Olga Lorenzo was born in Cuba a month after the revolution that brought Fidel Castro to power. Her family left Havana for Miami when she was not quite three years old on one of the ‘Freedom Flights’.

‘It was terrible,’ Lorenzo says. ‘There were no refugee programs in place in Miami. We moved to what was called Little Havana, and everyone was speaking Spanish around me, so it wasn’t a cultural transition. The shock was that I had no toys, we had no clothes, there was no food, we had no furniture.’

When she was 22, Lorenzo moved to Australia and finished her undergraduate degree at Melbourne University, where she later went on to do a Masters and a PhD in creative writing. She currently teaches creative writing and has also worked as a journalist and sub-editor for the Melbourne Age.

Her first novel, The Rooms in My Mother’s House, published in 1996, though clearly fiction, draws largely on her family’s experiences. Twenty years on, The Light on the Water tackles very different subject matter, but with Lorenzo’s hallmark compassion and skill.

Thanks to Sydney Morning Herald literary editor, Susan Wyndham, for  mentioning my forthcoming novel, Through a Camel’s Eye, at the end of my review.

‘Dorothy Johnston’s novel Through a Camel’s Eye will be published in April by For Pity Sake.’




Through a Camel’s Eye will be launched on April 23rd at the Vue Grand Hotel in Queensciff. Hope to see you there!


20160301 DJ Flyer Meet the Author FINAL



  • I read your review yesterday and was intrigued. Have requested it from the library. How interesting that it’s 20 years since her first book. I wonder if she’s been working on it for a long time or just wasn’t ready to start another one till more recently? Looking forward to your launch!

    March 13, 2016 — 2:44
  • Yes, 20 years is certainly a long time between drinks. I don’t know the reason. It’s not in any of the biographical information I looked up. I’m glad you’re looking forward to the launch – should be good fun.

    March 13, 2016 — 6:41
  • You’ve solved a mystery Dorothy! My reading group has a little blog where we write up reports of our meetings, and where I also have created a page listing all the books we’ve read. There are a few gaps in that list – mostly of them during the three years when I lived in the US and no-one kept records of what we read. However, there was one gap in the list from after my return, because for some reason it hadn’t been listed on the printed schedule I used to circulate. This review of Olga Lorenzo caught my attention because I was sure I’d read her before.

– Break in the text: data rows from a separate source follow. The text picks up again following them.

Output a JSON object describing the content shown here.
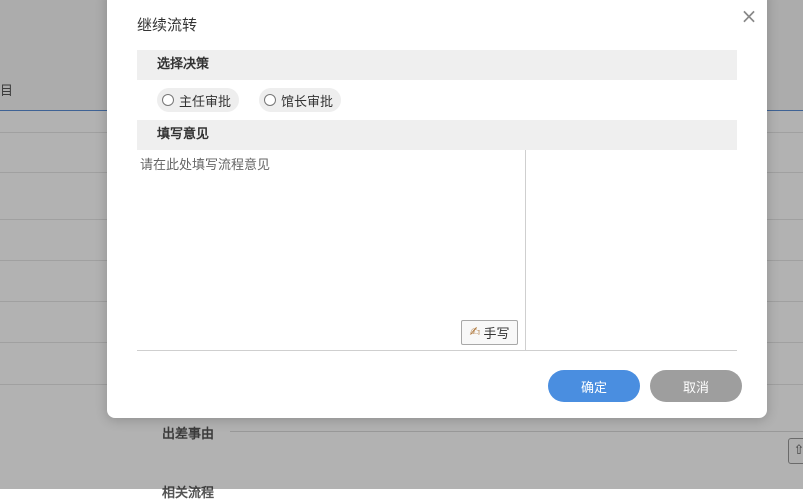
{
  "background": {
    "header_fragment": "目",
    "section_label": "出差事由",
    "bottom_label": "相关流程",
    "upload_icon_glyph": "⇧"
  },
  "dialog": {
    "title": "继续流转",
    "close_glyph": "×",
    "decision_section": {
      "label": "选择决策",
      "options": [
        {
          "label": "主任审批",
          "selected": false
        },
        {
          "label": "馆长审批",
          "selected": false
        }
      ]
    },
    "opinion_section": {
      "label": "填写意见",
      "placeholder": "请在此处填写流程意见",
      "value": "",
      "handwrite_label": "手写",
      "handwrite_icon": "pen-icon"
    },
    "buttons": {
      "confirm_label": "确定",
      "cancel_label": "取消"
    }
  },
  "colors": {
    "confirm": "#4a8ee0",
    "cancel": "#9e9e9e",
    "section_bar": "#efefef",
    "accent_rule": "#5b8fd6"
  }
}
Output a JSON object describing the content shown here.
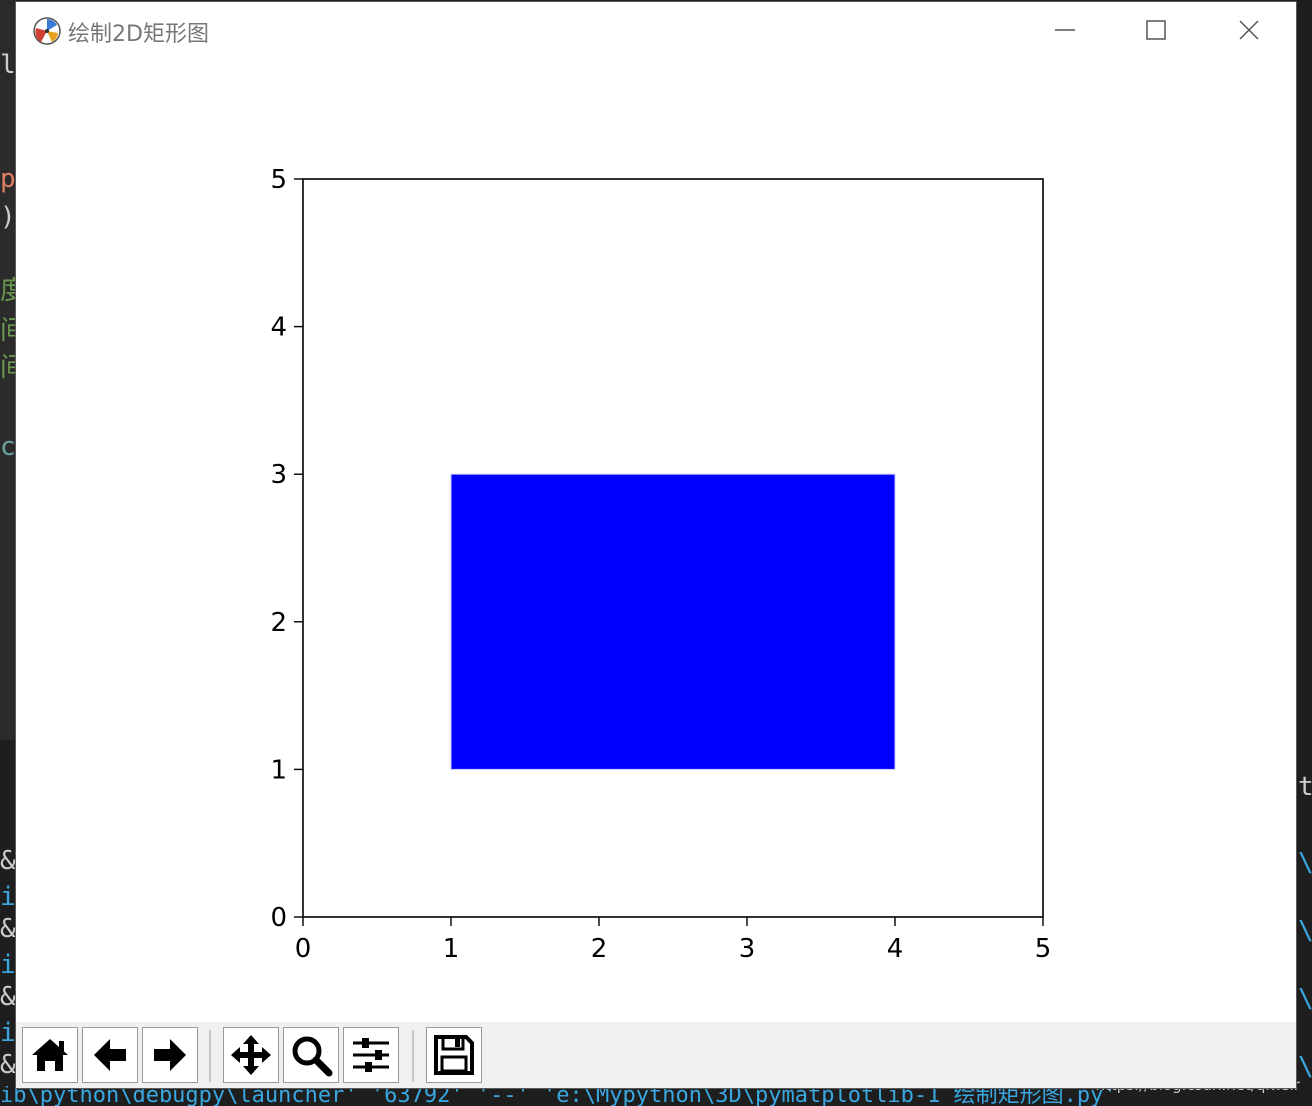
{
  "window": {
    "title": "绘制2D矩形图",
    "controls": {
      "minimize": "minimize",
      "maximize": "maximize",
      "close": "close"
    }
  },
  "chart_data": {
    "type": "rectangle",
    "xlim": [
      0,
      5
    ],
    "ylim": [
      0,
      5
    ],
    "xticks": [
      "0",
      "1",
      "2",
      "3",
      "4",
      "5"
    ],
    "yticks": [
      "0",
      "1",
      "2",
      "3",
      "4",
      "5"
    ],
    "rectangle": {
      "x": 1,
      "y": 1,
      "width": 3,
      "height": 2,
      "color": "#0000ff"
    },
    "grid": false
  },
  "toolbar": {
    "buttons": [
      {
        "name": "home",
        "icon": "home-icon"
      },
      {
        "name": "back",
        "icon": "arrow-left-icon"
      },
      {
        "name": "forward",
        "icon": "arrow-right-icon"
      },
      {
        "name": "pan",
        "icon": "move-icon"
      },
      {
        "name": "zoom",
        "icon": "magnifier-icon"
      },
      {
        "name": "configure-subplots",
        "icon": "sliders-icon"
      },
      {
        "name": "save",
        "icon": "floppy-disk-icon"
      }
    ]
  },
  "background": {
    "terminal_line": "ib\\python\\debugpy\\launcher' '63792' '--' 'e:\\Mypython\\3D\\pymatplotlib-1 绘制矩形图.py'",
    "watermark": "https://blog.csdn.net/qiwsir"
  }
}
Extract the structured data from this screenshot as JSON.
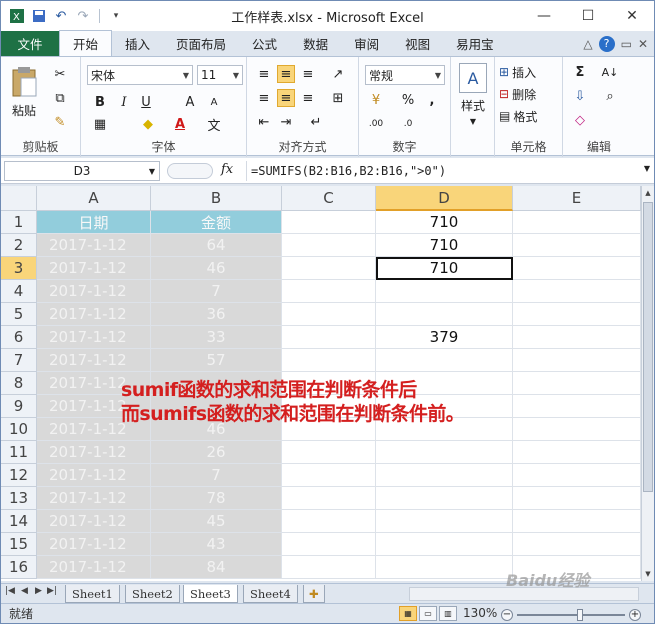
{
  "window": {
    "title": "工作样表.xlsx - Microsoft Excel",
    "controls": [
      "—",
      "☐",
      "✕"
    ]
  },
  "ribbon_tabs": [
    "文件",
    "开始",
    "插入",
    "页面布局",
    "公式",
    "数据",
    "审阅",
    "视图",
    "易用宝"
  ],
  "ribbon": {
    "clipboard": {
      "paste": "粘贴",
      "label": "剪贴板"
    },
    "font": {
      "name": "宋体",
      "size": "11",
      "label": "字体",
      "bold": "B",
      "italic": "I",
      "underline": "U"
    },
    "alignment": {
      "label": "对齐方式"
    },
    "number": {
      "format": "常规",
      "percent": "%",
      "comma": ",",
      "label": "数字"
    },
    "styles": {
      "label": "样式"
    },
    "cells": {
      "insert": "插入",
      "delete": "删除",
      "format": "格式",
      "label": "单元格"
    },
    "editing": {
      "sum": "Σ",
      "label": "编辑"
    }
  },
  "formula_bar": {
    "name_box": "D3",
    "fx": "fx",
    "formula": "=SUMIFS(B2:B16,B2:B16,\">0\")"
  },
  "columns": [
    "A",
    "B",
    "C",
    "D",
    "E"
  ],
  "rows": [
    {
      "n": "1",
      "a": "日期",
      "b": "金额",
      "d": "710"
    },
    {
      "n": "2",
      "a": "2017-1-12",
      "b": "64",
      "d": "710"
    },
    {
      "n": "3",
      "a": "2017-1-12",
      "b": "46",
      "d": "710"
    },
    {
      "n": "4",
      "a": "2017-1-12",
      "b": "7",
      "d": ""
    },
    {
      "n": "5",
      "a": "2017-1-12",
      "b": "36",
      "d": ""
    },
    {
      "n": "6",
      "a": "2017-1-12",
      "b": "33",
      "d": "379"
    },
    {
      "n": "7",
      "a": "2017-1-12",
      "b": "57",
      "d": ""
    },
    {
      "n": "8",
      "a": "2017-1-12",
      "b": "",
      "d": ""
    },
    {
      "n": "9",
      "a": "2017-1-12",
      "b": "",
      "d": ""
    },
    {
      "n": "10",
      "a": "2017-1-12",
      "b": "46",
      "d": ""
    },
    {
      "n": "11",
      "a": "2017-1-12",
      "b": "26",
      "d": ""
    },
    {
      "n": "12",
      "a": "2017-1-12",
      "b": "7",
      "d": ""
    },
    {
      "n": "13",
      "a": "2017-1-12",
      "b": "78",
      "d": ""
    },
    {
      "n": "14",
      "a": "2017-1-12",
      "b": "45",
      "d": ""
    },
    {
      "n": "15",
      "a": "2017-1-12",
      "b": "43",
      "d": ""
    },
    {
      "n": "16",
      "a": "2017-1-12",
      "b": "84",
      "d": ""
    }
  ],
  "active_cell": "D3",
  "annotation": {
    "line1": "sumif函数的求和范围在判断条件后",
    "line2": "而sumifs函数的求和范围在判断条件前。"
  },
  "sheets": [
    "Sheet1",
    "Sheet2",
    "Sheet3",
    "Sheet4"
  ],
  "active_sheet": "Sheet3",
  "status": {
    "text": "就绪",
    "zoom": "130%"
  },
  "watermark": "Baidu经验",
  "colors": {
    "file_tab": "#1e7145",
    "header_fill": "#92cddc",
    "data_fill": "#d9d9d9",
    "annotation": "#d41f1f",
    "selection": "#f9d57a"
  }
}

I little sleuthing, and sure enough we read The rooms in my mother’s house in 1999! I’m thrilled to have one more gap plugged. I remember that we enjoyed the book, having read a few books over the years about migrants and migration but the Cuban story is not a common one told here.

    June 20, 2016 — 8:06
  • admin

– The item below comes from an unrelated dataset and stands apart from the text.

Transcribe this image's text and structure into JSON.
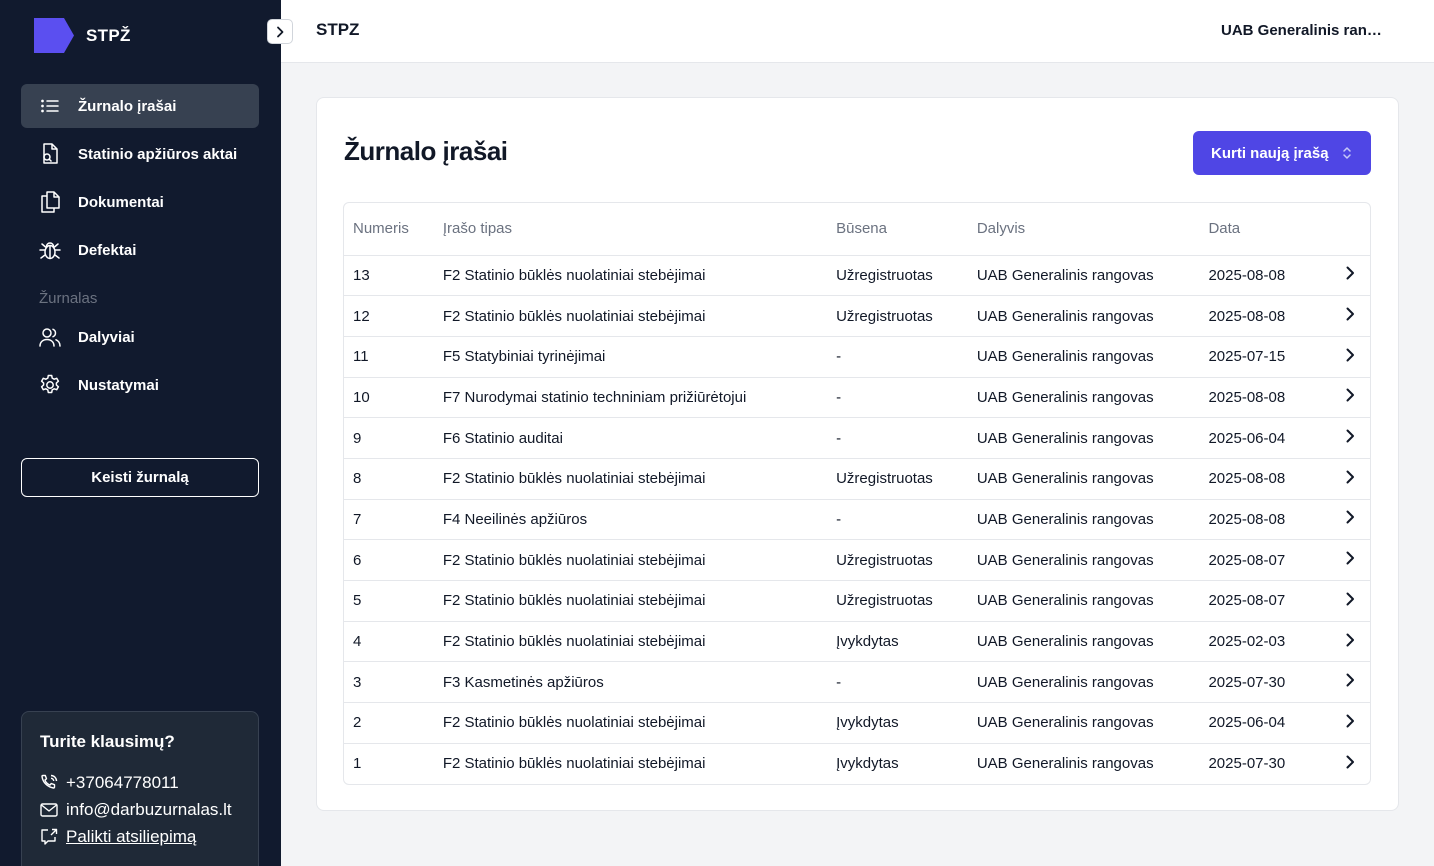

    I agree about the Cuban story not being a common one in so far as migrants to Australia are concerned. I will follow up your review.

    June 22, 2016 — 6:45
    • Oh no, I didn’t review that one as I read it way before blogging, unfortunately.

      June 25, 2016 — 7:23
  • Leave a Reply

    Your email address will not be published. Required fields are marked *